The L-Phase Multiband features 6 color-coded bands, external sidechain support with audition, Auto Release to minimize pumping, and intelligently sets the attack time based on where the band is created.
Cakewalk by BandLab is free. Get the award-winning DAW now. Overview try it free Buy now. Mixing and Mastering Designed from the ground up to be used for both mixing and mastering the L-Phase plug-ins allow for mastering level sound quality with internal bit double precision and additionally offer zero-latency non-linear mode for mixing at sample rates up to kHz.
Precision Display and Monitoring The L-Phase series feature a powerful interface with a detailed display.
Additional Features Presets Equipped with professionally crafted presets and the ability to Save, Edit and Organize your own in an intuitive preset manager.
Expert Mode This is where you go under the hood and configure the L-Phase series for whatever you throw at it. Solo Mode Solo mode allows for hearing the signal of any independent band.
L-Phase Equalizer The L-Phase Equalizer features 20 color-coded bands, five filter types, and automatically picks the most common filter or EQ curve based on the frequency where the band is created.

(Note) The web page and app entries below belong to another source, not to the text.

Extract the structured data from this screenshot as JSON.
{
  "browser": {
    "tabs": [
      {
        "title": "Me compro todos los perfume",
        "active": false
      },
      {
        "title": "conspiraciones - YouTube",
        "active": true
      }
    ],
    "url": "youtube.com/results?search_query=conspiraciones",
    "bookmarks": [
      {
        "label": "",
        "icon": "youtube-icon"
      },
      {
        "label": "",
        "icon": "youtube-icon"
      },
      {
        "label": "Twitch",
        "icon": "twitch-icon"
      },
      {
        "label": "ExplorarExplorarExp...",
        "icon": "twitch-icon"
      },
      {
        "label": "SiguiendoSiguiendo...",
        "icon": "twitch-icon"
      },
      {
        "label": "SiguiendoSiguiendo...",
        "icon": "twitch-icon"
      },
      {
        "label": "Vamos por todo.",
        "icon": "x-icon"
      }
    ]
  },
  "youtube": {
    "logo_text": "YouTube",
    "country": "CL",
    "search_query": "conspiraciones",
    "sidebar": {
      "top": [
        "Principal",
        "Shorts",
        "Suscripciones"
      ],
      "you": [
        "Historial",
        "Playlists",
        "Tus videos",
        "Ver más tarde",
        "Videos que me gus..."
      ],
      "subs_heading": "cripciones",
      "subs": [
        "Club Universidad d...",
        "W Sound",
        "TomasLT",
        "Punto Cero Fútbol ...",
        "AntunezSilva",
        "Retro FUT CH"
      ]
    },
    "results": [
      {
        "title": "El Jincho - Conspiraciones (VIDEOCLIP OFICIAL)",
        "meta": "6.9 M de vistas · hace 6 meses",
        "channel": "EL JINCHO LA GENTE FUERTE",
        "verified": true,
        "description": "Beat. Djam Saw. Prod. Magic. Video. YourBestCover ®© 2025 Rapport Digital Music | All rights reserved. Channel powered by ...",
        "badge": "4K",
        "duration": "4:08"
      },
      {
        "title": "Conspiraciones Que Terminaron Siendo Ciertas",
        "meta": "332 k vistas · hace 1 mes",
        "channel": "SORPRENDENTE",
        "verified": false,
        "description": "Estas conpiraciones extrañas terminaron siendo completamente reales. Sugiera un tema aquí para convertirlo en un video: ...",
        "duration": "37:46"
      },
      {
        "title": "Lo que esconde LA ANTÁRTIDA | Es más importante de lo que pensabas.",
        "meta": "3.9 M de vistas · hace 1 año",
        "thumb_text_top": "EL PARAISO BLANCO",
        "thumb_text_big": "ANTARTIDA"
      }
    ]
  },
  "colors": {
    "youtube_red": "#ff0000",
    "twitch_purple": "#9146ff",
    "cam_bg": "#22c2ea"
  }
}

L-Phase Multiband The L-Phase Multiband features 6 color-coded bands, external sidechain support with audition, Auto Release to minimize pumping, and intelligently sets the attack time based on where the band is created.
Such tests assist pharmaceutical companies to decide whether a drug candidate has scientific merit for further development as an investigational new drug.
Distinctive features of Phase 0 trials include the administration of single subtherapeutic doses of the study drug to a small number of subjects 10 to 15 to gather preliminary data on the agent's pharmacokinetics what the body does to the drugs.
A Phase 0 study gives no data on safety or efficacy, being by definition a dose too low to cause any therapeutic effect. Drug development companies carry out Phase 0 studies to rank drug candidates in order to decide which has the best pharmacokinetic parameters in humans to take forward into further development.
Normally, a small group of 2— healthy volunteers will be recruited. These clinical trial clinics are often run by contract research organization CROs who conduct these studies on behalf of pharmaceutical companies or other research investigators.
The subject who receives the drug is usually observed until several half-lives of the drug have passed. This phase is designed to assess the safety pharmacovigilance , tolerability, pharmacokinetics , and pharmacodynamics of a drug.
Phase I trials normally include dose-ranging , also called dose escalation studies, so that the best and safest dose can be found and to discover the point at which a compound is too poisonous to administer.
Phase I trials most often include healthy volunteers. However, there are some circumstances when clinical patients are used, such as patients who have terminal cancer or HIV and the treatment is likely to make healthy individuals ill.
These studies are usually conducted in tightly controlled clinics called CPUs Central Pharmacological Units , where participants receive hour medical attention and oversight.
Volunteers are paid a variable inconvenience fee for their time spent in the volunteer center. Before beginning a phase I trial, the sponsor must submit an Investigational New Drug application to the FDA detailing the preliminary data on the drug gathered from cellular models and animal studies.
Once a dose or range of doses is determined, the next goal is to evaluate whether the drug has any biological activity or effect.
Genetic testing is common, particularly when there is evidence of variation in metabolic rate. There is no formal definition for these 2 sub-categories, but generally:.
Some researchers argue that phase II studies are generally smaller than they ought to be. Phase II clinical programs historically have experienced the lowest success rate of the four development phases.
This phase is designed to assess the effectiveness of the new intervention and, thereby, its value in clinical practice.
Because of their size and comparatively long duration, Phase III trials are the most expensive, time-consuming and difficult trials to design and run, especially in therapies for chronic medical conditions.
Phase III trials of chronic conditions or diseases often have a short follow-up period for evaluation, relative to the period of time the intervention might be used in practice.
It is common practice that certain Phase III trials will continue while the regulatory submission is pending at the appropriate regulatory agency.
This allows patients to continue to receive possibly lifesaving drugs until the drug can be obtained by purchase. While not required in all cases, it is typically expected that there be at least two successful Phase III trials, demonstrating a drug's safety and efficacy, in order to obtain approval from the appropriate regulatory agencies such as FDA USA , or the EMA European Union.
Once a drug has proved satisfactory after Phase III trials, the trial results are usually combined into a large document containing a comprehensive description of the methods and results of human and animal studies, manufacturing procedures, formulation details, and shelf life.
This collection of information makes up the "regulatory submission" that is provided for review to the appropriate regulatory authorities  in different countries.
They will review the submission, and, it is hoped, give the sponsor approval to market the drug. In case of any adverse effects being reported anywhere, the drugs need to be recalled immediately from the market.
While most pharmaceutical companies refrain from this practice, it is not abnormal to see many drugs undergoing Phase III clinical trials in the market.